| Exercise details |
Select the lines of the records containing the word "JSON" and list them.

*** Given entries Section Begins ***

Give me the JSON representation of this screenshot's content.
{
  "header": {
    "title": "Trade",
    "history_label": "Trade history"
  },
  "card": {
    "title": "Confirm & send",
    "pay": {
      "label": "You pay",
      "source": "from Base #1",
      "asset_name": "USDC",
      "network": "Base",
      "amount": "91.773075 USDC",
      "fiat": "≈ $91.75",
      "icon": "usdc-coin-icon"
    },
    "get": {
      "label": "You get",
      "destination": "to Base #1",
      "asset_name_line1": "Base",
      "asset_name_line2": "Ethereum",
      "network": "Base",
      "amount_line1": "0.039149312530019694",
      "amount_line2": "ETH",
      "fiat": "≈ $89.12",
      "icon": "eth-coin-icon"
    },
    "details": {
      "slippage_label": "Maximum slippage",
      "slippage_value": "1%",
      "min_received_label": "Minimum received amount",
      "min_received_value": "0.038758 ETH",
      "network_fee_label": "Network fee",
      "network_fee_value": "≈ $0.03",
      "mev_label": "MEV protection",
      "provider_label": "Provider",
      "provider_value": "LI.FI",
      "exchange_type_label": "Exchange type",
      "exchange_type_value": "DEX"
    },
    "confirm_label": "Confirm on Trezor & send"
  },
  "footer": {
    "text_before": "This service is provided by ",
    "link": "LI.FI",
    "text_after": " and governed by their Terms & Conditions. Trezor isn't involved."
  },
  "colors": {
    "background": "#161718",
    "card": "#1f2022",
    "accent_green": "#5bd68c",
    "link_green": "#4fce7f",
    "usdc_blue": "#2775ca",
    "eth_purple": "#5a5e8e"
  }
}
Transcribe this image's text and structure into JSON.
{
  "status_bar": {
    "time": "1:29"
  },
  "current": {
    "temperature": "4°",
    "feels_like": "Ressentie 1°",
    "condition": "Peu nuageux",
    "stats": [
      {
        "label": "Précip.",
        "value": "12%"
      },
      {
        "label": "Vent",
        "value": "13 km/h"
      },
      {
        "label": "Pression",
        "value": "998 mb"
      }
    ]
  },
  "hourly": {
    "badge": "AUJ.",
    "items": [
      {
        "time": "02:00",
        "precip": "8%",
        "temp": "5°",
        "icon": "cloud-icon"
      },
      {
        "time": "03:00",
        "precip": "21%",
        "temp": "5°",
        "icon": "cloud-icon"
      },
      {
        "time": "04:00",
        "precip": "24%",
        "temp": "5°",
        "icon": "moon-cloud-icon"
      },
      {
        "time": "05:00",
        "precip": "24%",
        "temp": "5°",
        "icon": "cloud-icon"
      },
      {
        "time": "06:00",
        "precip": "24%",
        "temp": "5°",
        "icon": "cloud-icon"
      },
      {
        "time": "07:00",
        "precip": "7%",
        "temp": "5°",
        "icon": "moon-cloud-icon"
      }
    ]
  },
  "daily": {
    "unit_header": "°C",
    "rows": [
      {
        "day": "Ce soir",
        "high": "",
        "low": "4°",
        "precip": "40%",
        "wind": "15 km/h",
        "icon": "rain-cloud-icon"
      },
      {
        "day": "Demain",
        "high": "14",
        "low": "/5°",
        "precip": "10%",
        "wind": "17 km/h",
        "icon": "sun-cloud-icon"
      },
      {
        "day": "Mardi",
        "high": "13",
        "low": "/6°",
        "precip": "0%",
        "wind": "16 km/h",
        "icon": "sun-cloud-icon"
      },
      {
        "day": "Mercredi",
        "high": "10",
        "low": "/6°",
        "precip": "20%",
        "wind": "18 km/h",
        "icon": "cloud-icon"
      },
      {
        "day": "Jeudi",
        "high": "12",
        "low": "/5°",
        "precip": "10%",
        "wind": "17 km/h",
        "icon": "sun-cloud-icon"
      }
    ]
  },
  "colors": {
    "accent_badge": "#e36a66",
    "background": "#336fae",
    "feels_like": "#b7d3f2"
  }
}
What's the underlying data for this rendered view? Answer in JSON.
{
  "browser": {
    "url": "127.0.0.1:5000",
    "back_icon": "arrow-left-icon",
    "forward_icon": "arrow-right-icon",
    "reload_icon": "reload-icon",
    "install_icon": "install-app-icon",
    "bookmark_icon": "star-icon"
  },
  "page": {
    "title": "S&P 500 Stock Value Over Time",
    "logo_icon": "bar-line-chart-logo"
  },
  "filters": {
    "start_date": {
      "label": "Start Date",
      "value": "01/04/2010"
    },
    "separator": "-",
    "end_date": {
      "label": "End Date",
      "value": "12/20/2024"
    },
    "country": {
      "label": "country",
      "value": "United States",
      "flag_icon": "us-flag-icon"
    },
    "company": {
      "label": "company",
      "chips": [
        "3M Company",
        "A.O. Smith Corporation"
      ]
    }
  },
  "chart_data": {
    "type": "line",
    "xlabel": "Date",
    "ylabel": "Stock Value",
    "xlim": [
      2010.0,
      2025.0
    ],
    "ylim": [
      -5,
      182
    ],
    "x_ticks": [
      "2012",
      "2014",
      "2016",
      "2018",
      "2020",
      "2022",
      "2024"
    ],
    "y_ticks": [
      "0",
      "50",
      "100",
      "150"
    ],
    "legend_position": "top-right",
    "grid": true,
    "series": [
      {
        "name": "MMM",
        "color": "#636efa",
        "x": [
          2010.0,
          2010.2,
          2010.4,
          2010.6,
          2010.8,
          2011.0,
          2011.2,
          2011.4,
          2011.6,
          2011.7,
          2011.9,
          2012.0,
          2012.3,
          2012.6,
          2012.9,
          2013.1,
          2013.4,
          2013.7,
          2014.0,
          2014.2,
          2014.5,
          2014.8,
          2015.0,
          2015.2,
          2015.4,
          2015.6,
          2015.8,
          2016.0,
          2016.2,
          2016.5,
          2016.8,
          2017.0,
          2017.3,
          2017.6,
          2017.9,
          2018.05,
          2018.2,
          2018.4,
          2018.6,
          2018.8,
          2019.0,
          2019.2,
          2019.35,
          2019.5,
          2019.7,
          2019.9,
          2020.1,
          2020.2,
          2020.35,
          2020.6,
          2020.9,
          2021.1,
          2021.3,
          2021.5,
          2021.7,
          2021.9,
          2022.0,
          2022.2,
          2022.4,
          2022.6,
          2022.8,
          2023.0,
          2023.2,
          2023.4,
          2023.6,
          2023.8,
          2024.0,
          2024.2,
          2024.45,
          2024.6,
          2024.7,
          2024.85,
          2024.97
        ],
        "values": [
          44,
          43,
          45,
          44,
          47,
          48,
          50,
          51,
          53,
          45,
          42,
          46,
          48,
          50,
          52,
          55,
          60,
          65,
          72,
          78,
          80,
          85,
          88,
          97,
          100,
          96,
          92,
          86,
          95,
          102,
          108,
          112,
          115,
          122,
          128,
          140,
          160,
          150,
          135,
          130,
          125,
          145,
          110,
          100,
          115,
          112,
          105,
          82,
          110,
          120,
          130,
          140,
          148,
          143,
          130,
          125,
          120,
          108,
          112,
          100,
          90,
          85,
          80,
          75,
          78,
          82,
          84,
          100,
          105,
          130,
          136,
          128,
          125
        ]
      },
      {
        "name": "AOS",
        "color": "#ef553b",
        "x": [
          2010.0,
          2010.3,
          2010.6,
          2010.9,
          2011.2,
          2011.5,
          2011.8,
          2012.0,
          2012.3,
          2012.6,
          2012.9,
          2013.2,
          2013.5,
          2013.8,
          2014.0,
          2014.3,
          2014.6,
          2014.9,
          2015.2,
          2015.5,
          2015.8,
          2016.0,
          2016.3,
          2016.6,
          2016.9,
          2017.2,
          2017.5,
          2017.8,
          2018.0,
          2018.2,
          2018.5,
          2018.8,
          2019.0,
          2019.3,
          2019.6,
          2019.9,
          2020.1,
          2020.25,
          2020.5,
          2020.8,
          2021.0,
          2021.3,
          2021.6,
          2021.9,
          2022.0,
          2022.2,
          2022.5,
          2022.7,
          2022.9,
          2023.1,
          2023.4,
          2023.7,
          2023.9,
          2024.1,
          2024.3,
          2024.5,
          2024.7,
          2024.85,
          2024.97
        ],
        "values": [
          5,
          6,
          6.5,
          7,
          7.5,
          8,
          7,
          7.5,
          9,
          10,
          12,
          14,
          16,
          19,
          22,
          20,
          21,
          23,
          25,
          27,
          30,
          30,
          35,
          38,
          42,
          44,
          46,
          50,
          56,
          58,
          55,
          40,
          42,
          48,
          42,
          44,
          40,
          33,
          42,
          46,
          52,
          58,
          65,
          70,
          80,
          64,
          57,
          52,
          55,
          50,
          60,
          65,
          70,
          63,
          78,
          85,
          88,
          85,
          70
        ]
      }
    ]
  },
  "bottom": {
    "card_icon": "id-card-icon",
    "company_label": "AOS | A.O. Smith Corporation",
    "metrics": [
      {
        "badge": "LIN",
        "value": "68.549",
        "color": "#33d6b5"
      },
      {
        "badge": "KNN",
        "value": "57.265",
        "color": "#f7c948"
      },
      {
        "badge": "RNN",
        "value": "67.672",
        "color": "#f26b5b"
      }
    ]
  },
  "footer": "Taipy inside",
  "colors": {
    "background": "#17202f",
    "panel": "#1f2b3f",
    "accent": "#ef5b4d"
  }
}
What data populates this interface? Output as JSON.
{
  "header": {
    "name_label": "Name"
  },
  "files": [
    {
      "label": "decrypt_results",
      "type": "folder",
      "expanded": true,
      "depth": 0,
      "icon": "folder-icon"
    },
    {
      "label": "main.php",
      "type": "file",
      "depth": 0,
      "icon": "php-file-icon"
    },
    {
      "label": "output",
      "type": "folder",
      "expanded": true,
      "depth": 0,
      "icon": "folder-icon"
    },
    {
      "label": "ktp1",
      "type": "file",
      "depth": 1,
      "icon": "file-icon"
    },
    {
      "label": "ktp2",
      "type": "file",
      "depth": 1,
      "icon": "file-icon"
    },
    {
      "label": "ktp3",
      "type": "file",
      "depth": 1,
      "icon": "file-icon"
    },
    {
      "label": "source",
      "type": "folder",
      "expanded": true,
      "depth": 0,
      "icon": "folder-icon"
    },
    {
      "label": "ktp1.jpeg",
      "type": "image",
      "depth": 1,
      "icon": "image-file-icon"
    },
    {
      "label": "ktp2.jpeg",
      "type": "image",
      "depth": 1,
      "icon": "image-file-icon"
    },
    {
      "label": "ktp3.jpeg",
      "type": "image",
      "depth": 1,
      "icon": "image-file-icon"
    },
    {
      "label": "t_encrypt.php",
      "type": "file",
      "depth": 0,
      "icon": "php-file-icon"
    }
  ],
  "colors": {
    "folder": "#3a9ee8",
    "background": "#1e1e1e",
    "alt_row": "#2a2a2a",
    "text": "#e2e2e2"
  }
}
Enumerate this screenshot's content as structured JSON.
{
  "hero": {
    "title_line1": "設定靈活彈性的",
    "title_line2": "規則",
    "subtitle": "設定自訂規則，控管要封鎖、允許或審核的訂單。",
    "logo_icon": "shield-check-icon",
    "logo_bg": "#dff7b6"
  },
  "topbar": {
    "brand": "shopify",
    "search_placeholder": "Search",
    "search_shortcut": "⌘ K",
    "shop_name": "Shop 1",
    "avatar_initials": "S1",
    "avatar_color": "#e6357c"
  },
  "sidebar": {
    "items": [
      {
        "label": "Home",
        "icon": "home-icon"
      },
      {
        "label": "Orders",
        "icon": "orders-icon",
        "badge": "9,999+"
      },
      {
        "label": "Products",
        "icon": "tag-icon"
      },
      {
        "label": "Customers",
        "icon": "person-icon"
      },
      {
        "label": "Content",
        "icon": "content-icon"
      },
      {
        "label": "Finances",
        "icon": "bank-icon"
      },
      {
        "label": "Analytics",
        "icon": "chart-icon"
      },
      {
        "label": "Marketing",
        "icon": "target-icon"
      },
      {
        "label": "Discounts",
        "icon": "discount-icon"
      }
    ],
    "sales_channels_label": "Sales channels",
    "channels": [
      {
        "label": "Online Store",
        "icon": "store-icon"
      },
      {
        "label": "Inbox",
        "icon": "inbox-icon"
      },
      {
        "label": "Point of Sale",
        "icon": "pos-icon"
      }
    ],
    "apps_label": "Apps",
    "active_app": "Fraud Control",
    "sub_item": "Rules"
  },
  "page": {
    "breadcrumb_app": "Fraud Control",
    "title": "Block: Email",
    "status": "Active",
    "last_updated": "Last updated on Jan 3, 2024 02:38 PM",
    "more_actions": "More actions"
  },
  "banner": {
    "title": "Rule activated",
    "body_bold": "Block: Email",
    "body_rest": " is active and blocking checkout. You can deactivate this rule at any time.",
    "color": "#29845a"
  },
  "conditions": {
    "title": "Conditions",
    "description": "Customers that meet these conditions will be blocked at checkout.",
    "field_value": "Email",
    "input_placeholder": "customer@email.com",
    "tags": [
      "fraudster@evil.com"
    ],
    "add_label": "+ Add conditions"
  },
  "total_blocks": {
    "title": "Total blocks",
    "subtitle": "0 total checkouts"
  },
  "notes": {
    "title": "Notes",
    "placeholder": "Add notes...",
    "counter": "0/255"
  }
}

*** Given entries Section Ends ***

| Written solution |
Give me the JSON representation of this screenshot's content.
Transcribe this image's text and structure into JSON.
What's the underlying data for this rendered view? Answer in JSON.
What data populates this interface? Output as JSON.
Enumerate this screenshot's content as structured JSON.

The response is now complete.